The composition decoder reads data from the composition and external data buffer and converts them into a format understood by the instruction decoder. The external input includes user interaction to select objects, disenable and enable objects and certain predefined operations on the objects. During the execution of the program, two lists are formed in the data RAM. The object list, containing a list of objects (object IDs) currently handled by the decoders and a render list, containing the list of active objects in the scene. These lists are updated dynamically as the composition information is received. For example, if a user chooses to hide an object by passing a command via the external input, the object is removed from the render list until specified by the user. This is also how external input is handled by the system. Whenever there is some external interaction, the composition decoder reads the external data buffer and performs the requested operation.
The SC also maintains timing for each AV object to signal the decoders and decoder buffers of decoding and presentation time. The timing information for the AV objects is specified in terms of its time-base. The terminal uses the system clock to convert an object's time base into system time. For objects that do not need decoding, only presentation timers are necessary. These timers are loaded with the decoding and presentation timestamps for that AV object. The controller obtains the timestamps from the DMUX for each object. When a decoding timer for an object runs out, the appropriate decoder is signaled to read data from the input buffers and to start the decoding process. When a presentation timer runs out, the decoded data for that object is transferred to the frame buffer for display. A dual buffer approach could be used to allow writing to a frame buffer while the contents of the second buffer are displayed on the monitor. The instruction decoder can also reset the DMUX or input buffers by signaling a reset, which initializes them to the default state.
Information Flow in the Controller
Object Property Modifications
These operations manipulate the object IDs, also called elementary stream IDs. When a scene is initially loaded, a scene graph is formed with the object IDs of the objects in the scene. The controller also forms and maintains a list of objects in the scene (object list) and active objects in the object from the render list. Other operations set and update object properties such as composition parameters when the terminal receives a composition packet.
This group of operations deals with managing object timers for synchronization, presentation, and decoding. An object's timestamp specified in terms of its object time base is converted into system time and the presentation and decoding time of that object are set. These operations also set and reset expiration timestamps for persistent objects.

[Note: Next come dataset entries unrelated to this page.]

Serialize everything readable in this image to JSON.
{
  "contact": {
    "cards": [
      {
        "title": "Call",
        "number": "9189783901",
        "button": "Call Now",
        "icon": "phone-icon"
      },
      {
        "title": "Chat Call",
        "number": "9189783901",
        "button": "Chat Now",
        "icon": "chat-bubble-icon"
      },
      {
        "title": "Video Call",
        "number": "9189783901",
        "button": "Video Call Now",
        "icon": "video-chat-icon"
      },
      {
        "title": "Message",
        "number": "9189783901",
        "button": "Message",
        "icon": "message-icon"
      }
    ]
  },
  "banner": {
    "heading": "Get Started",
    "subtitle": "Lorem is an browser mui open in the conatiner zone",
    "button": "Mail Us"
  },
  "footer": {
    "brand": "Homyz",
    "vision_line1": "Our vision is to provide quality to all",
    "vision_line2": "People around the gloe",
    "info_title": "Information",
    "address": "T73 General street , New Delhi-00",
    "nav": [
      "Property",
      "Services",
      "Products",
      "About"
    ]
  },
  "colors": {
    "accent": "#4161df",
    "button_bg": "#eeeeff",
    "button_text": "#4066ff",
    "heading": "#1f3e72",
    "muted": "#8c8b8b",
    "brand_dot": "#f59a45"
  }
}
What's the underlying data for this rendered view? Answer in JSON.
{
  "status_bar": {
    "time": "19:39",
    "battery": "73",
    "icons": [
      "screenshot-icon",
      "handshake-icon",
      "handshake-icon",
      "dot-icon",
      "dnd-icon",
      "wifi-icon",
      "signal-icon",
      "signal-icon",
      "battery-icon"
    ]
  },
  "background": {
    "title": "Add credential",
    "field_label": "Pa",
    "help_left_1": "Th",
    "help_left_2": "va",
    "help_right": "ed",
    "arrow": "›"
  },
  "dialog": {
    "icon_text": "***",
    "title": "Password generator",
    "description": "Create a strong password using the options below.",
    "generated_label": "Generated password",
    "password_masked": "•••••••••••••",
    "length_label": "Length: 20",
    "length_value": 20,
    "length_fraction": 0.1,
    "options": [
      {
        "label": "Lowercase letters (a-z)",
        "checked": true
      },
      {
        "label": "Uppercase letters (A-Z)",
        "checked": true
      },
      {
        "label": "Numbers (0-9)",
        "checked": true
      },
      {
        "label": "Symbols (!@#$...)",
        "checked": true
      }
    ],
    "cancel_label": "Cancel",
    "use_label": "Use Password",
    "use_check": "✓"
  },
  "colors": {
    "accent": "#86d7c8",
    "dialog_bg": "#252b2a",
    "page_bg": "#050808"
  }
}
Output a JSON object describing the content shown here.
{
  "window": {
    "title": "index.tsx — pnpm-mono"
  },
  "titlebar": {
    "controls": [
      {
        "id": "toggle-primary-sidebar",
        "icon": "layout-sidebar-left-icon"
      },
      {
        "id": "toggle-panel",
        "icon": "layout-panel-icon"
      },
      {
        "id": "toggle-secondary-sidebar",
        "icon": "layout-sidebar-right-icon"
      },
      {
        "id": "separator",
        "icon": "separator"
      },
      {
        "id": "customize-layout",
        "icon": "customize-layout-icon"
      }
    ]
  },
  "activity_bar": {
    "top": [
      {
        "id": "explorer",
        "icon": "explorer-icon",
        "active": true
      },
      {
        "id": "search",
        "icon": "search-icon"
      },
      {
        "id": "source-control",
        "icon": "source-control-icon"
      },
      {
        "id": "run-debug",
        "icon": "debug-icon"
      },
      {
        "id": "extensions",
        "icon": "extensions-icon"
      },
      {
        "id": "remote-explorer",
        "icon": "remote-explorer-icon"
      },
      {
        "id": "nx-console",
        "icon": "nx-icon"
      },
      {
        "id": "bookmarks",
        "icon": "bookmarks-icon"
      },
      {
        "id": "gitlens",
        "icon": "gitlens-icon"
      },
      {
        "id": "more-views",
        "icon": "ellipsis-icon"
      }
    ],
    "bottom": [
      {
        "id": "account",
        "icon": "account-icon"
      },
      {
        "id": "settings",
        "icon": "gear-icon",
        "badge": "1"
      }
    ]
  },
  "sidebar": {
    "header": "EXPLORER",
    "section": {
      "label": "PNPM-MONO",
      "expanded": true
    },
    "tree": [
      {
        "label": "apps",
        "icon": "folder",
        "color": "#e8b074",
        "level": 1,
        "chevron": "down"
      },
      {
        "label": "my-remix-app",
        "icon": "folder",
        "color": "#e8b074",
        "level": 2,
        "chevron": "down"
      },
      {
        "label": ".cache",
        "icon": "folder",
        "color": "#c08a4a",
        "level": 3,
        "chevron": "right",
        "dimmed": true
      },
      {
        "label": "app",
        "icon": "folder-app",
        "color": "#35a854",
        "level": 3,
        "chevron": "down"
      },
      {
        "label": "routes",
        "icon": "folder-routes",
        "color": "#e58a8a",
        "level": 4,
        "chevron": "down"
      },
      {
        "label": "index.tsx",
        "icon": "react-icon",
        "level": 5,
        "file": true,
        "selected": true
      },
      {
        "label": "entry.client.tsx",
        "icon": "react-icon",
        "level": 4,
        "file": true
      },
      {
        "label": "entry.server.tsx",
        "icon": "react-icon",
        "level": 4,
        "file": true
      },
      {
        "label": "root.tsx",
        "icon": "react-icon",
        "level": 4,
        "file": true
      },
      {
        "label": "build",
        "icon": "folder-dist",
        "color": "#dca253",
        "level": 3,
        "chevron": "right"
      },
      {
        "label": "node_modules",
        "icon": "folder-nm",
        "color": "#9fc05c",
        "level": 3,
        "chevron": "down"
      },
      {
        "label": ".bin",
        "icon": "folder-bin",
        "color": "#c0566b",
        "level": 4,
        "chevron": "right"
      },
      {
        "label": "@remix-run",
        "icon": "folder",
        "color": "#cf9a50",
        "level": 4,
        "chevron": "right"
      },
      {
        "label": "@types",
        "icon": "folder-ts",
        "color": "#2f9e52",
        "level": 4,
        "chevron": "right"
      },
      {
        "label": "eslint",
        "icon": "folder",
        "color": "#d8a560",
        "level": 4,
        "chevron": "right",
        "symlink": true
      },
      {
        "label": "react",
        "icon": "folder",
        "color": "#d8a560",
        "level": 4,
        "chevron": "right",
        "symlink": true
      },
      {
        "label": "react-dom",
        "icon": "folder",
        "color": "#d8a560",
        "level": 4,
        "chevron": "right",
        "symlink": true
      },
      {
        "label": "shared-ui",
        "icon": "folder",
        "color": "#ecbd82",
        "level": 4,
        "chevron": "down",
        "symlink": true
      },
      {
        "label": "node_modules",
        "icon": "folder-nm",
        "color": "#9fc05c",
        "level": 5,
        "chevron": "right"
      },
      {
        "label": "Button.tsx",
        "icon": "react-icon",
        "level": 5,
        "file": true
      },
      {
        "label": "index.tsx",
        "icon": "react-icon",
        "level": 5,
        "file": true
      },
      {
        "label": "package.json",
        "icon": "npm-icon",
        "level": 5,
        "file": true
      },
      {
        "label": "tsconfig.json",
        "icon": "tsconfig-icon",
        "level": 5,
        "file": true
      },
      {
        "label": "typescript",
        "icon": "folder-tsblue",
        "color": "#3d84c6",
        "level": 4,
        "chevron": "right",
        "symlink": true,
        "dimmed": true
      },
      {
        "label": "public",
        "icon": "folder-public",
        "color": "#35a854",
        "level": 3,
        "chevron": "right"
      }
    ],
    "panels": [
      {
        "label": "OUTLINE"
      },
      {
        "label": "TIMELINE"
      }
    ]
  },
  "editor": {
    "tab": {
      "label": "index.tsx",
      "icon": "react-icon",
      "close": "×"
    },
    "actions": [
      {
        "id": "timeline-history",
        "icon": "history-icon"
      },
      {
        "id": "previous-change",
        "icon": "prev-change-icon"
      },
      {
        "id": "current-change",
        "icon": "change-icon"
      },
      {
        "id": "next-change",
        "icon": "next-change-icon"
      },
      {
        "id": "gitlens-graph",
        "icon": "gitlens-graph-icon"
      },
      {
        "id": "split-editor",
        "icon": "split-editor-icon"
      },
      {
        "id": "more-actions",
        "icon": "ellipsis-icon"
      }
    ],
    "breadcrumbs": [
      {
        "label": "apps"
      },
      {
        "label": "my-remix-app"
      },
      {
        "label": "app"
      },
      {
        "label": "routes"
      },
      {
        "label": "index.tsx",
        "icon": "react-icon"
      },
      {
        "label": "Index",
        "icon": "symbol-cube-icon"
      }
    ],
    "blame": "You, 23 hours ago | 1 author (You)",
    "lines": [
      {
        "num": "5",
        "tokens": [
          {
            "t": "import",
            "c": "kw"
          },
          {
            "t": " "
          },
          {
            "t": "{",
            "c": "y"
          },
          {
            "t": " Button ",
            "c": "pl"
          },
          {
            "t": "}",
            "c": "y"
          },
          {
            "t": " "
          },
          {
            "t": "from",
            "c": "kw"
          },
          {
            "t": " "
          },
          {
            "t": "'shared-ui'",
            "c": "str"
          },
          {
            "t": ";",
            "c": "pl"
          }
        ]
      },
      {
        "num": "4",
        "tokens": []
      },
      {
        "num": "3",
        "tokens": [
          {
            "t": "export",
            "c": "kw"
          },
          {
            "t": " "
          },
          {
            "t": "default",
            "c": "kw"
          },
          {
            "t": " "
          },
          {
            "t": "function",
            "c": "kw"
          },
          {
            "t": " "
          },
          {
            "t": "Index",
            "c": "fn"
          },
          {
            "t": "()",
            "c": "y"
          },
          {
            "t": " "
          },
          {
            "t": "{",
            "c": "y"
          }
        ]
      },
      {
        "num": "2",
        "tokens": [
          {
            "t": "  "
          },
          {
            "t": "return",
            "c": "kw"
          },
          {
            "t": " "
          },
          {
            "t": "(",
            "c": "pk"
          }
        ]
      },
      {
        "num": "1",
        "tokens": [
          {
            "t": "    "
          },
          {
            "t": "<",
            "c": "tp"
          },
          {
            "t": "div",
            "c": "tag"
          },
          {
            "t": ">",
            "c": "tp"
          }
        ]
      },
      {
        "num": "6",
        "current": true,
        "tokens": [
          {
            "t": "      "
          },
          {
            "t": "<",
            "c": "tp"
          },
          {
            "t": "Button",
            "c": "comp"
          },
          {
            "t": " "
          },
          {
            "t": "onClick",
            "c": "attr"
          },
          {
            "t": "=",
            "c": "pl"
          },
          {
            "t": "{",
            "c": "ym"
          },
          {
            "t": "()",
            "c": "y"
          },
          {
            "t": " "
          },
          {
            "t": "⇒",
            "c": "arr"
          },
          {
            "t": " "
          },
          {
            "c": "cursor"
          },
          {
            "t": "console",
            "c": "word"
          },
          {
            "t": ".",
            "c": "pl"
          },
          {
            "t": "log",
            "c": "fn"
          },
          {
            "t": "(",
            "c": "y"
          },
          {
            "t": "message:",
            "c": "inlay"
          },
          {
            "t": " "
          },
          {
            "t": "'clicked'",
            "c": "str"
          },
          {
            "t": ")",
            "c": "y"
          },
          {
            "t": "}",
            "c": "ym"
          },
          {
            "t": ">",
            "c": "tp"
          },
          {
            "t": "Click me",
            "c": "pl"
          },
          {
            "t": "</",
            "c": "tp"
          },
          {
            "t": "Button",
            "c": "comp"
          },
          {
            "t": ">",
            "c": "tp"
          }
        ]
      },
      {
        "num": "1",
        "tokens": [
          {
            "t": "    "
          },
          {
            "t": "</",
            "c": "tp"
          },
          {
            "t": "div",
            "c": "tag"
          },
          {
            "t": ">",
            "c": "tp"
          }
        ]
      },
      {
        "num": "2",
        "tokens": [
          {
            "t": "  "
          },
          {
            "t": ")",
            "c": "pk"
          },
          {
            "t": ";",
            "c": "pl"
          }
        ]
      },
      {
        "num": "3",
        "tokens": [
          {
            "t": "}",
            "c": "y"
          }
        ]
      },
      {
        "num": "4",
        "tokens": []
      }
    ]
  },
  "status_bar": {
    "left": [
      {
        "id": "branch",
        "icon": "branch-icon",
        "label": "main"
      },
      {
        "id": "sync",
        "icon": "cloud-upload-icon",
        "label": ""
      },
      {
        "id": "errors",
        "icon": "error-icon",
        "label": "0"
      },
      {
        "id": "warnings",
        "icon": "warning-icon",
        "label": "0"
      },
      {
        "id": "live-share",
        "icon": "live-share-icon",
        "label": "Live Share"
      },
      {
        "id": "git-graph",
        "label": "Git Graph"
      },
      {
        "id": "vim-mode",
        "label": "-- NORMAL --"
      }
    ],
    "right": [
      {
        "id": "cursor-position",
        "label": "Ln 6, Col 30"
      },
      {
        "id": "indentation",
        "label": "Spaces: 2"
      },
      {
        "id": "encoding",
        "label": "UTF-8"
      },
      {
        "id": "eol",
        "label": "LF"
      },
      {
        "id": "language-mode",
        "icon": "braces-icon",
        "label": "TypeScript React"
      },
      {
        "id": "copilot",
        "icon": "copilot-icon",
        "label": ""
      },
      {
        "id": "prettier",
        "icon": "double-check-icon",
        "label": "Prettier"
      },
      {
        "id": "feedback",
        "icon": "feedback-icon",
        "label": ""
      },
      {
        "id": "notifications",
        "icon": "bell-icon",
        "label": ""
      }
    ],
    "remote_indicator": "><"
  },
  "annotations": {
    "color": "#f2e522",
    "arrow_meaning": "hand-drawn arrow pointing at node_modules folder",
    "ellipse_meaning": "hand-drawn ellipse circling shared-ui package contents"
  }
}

Signaling operations control the over-all operation of the terminal. Various components of the terminal are set, reset and operated by controller signaling. The controller checks the decoding and presentation times of the objects in the render list and signals the decoders and presentation frame buffers accordingly. It also initializes the DEMUX for reading from a network or a local storage device. At the instigation of the controller, decoders read the data from the input buffers and pass the decoded data to decoder output buffers. The decoded data is moved to the presentation device when signaled by the controller.